Premier League to share over €1.3bn from record TV deal

England's top flight will use a significant amount of the new deal to support grassroots footballing programmes and support for young people
The Premier League has announced that more than €1.3 billion from the recent record-breaking sale of UK live broadcast rights is set to be shared outside the competition between the 2016-17 and 2018-19 seasons.

Last month, it was revealed that Sky Sports and BT Sport had agreed to pay a combined sum of £5.136bn (€7bn) for the rights to live Premier League football over a three-season period from the season after next.

And the Premier League is now planning to share around 20 per cent of that sum with a range of beneficiaries, providing there is a "satisfactory outcome" to forthcoming international sales and an ongoing regulatory process relating to how the UK rights were sold.

In a statement on Thursday, the Premier League highlighted five priority areas of investment: grassroots facilities, the sporting and educational development of young people, fan engagement, solidarity with lower leagues and supporting disadvantaged groups.

"The clubs have always stepped up to the plate when it comes to sharing their success," said chief executive Richard Scudamore, who is to take up the position of executive chairman as part of changes to the league's governance structure that were also announced on the same day.
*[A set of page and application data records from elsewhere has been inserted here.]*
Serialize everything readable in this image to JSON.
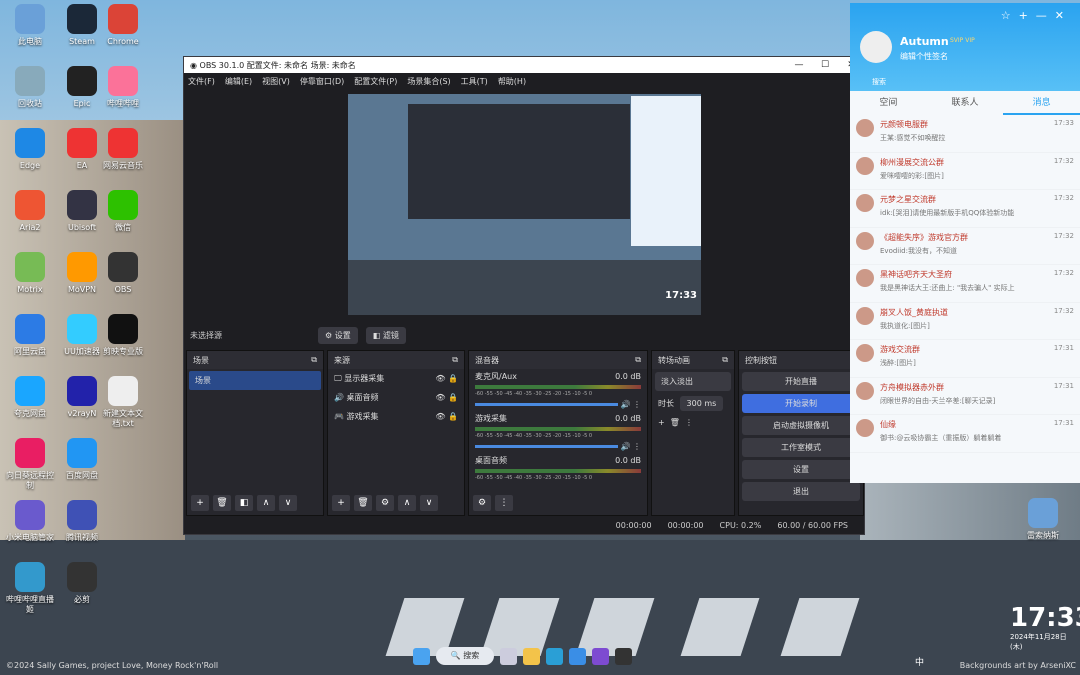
{
  "desktop": {
    "icons": [
      "此电脑",
      "回收站",
      "Edge",
      "Aria2",
      "Motrix",
      "阿里云盘",
      "夸克网盘",
      "向日葵远程控制",
      "小米电脑管家",
      "哔哩哔哩直播姬",
      "Steam",
      "Epic",
      "EA",
      "Ubisoft",
      "MoVPN",
      "UU加速器",
      "v2rayN",
      "百度网盘",
      "腾讯视频",
      "必剪",
      "Chrome",
      "哔哩哔哩",
      "网易云音乐",
      "微信",
      "OBS",
      "剪映专业版",
      "新建文本文档.txt"
    ],
    "right_icon": "雷索纳斯",
    "clock_time": "17:33",
    "clock_date": "2024年11月28日 (木)",
    "credits_left": "©2024 Sally Games, project Love, Money Rock'n'Roll",
    "credits_right": "Backgrounds art by ArseniXC"
  },
  "obs": {
    "title": "OBS 30.1.0   配置文件: 未命名   场景: 未命名",
    "menus": [
      "文件(F)",
      "编辑(E)",
      "视图(V)",
      "停靠窗口(D)",
      "配置文件(P)",
      "场景集合(S)",
      "工具(T)",
      "帮助(H)"
    ],
    "no_source": "未选择源",
    "settings_btn": "设置",
    "filters_btn": "滤镜",
    "preview_clock": "17:33",
    "docks": {
      "scenes": {
        "title": "场景",
        "items": [
          "场景"
        ]
      },
      "sources": {
        "title": "来源",
        "items": [
          "显示器采集",
          "桌面音频",
          "游戏采集"
        ]
      },
      "mixer": {
        "title": "混音器",
        "channels": [
          {
            "name": "麦克风/Aux",
            "db": "0.0 dB"
          },
          {
            "name": "游戏采集",
            "db": "0.0 dB"
          },
          {
            "name": "桌面音频",
            "db": "0.0 dB"
          }
        ],
        "scale": "-60 -55 -50 -45 -40 -35 -30 -25 -20 -15 -10 -5 0"
      },
      "transitions": {
        "title": "转场动画",
        "type": "淡入淡出",
        "duration_label": "时长",
        "duration": "300 ms"
      },
      "controls": {
        "title": "控制按钮",
        "buttons": [
          "开始直播",
          "开始录制",
          "启动虚拟摄像机",
          "工作室模式",
          "设置",
          "退出"
        ]
      }
    },
    "status": {
      "stream_time": "00:00:00",
      "rec_time": "00:00:00",
      "cpu": "CPU: 0.2%",
      "fps": "60.00 / 60.00 FPS"
    },
    "accent": "#2a4a8a"
  },
  "qq": {
    "name": "Autumn",
    "badges": "SVIP VIP",
    "signature": "编辑个性签名",
    "search_placeholder": "搜索",
    "tabs": [
      "空间",
      "联系人",
      "消息"
    ],
    "messages": [
      {
        "name": "元颜顿电服群",
        "msg": "王某:感觉不如唤醒拉",
        "time": "17:33"
      },
      {
        "name": "柳州漫展交流公群",
        "msg": "爱咪嘤嘤的彩:[图片]",
        "time": "17:32"
      },
      {
        "name": "元梦之星交流群",
        "msg": "idk:[哭泪]请使用最新版手机QQ体验新功能",
        "time": "17:32"
      },
      {
        "name": "《超能失序》游戏官方群",
        "msg": "Evodiid:我没有，不知道",
        "time": "17:32"
      },
      {
        "name": "黑神话吧齐天大圣府",
        "msg": "我是黑神话大王:还曲上: \"我去骗人\" 实际上",
        "time": "17:32"
      },
      {
        "name": "崩叉人饭_黄庭执道",
        "msg": "我执道化:[图片]",
        "time": "17:32"
      },
      {
        "name": "游戏交流群",
        "msg": "浅醉:[图片]",
        "time": "17:31"
      },
      {
        "name": "方舟模拟器赤外群",
        "msg": "闭眼世界的自由-天兰卒差:[聊天记录]",
        "time": "17:31"
      },
      {
        "name": "仙缘",
        "msg": "御书:@云吸协霸主（重振版）躺着躺着",
        "time": "17:31"
      }
    ]
  },
  "taskbar": {
    "search": "搜索",
    "ime": "中",
    "tray_time": "17:33"
  }
}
"They appreciate that the development of the Premier League is contingent to a high degree on continued high levels of passionate support and a vibrant football pyramid.

"These are unprecedented levels of redistribution in world sport, let alone football, which will deliver long-term progress for English football whether you are a fan, lower league club or involved in the grassroots.

"Clearly this package is dependent on the outcome of our international live rights and the ongoing Ofcom investigation [into the sale of the UK rights], so the detail won't be known until later this year or in early 2016."

The Premier League's decision was welcomed by the Football Supporters' Federation [FSF], who have campaigned for a more equitable distribution of money throughout the English football structure, in addition to reduced ticket prices.

"The announcement of these increased funding streams is a welcome one and we are particularly pleased with the new funds aimed at match-going supporters," read an FSF statement.

"We look forward to continued dialogue between fans, clubs and the Premier League as to how this money is spent."

Top-flight clubs have also committed to paying the Living Wage - said to be the amount an individual needs to cover the basic costs of living in the UK - for all permanent employees by the start of the 2016-17 season.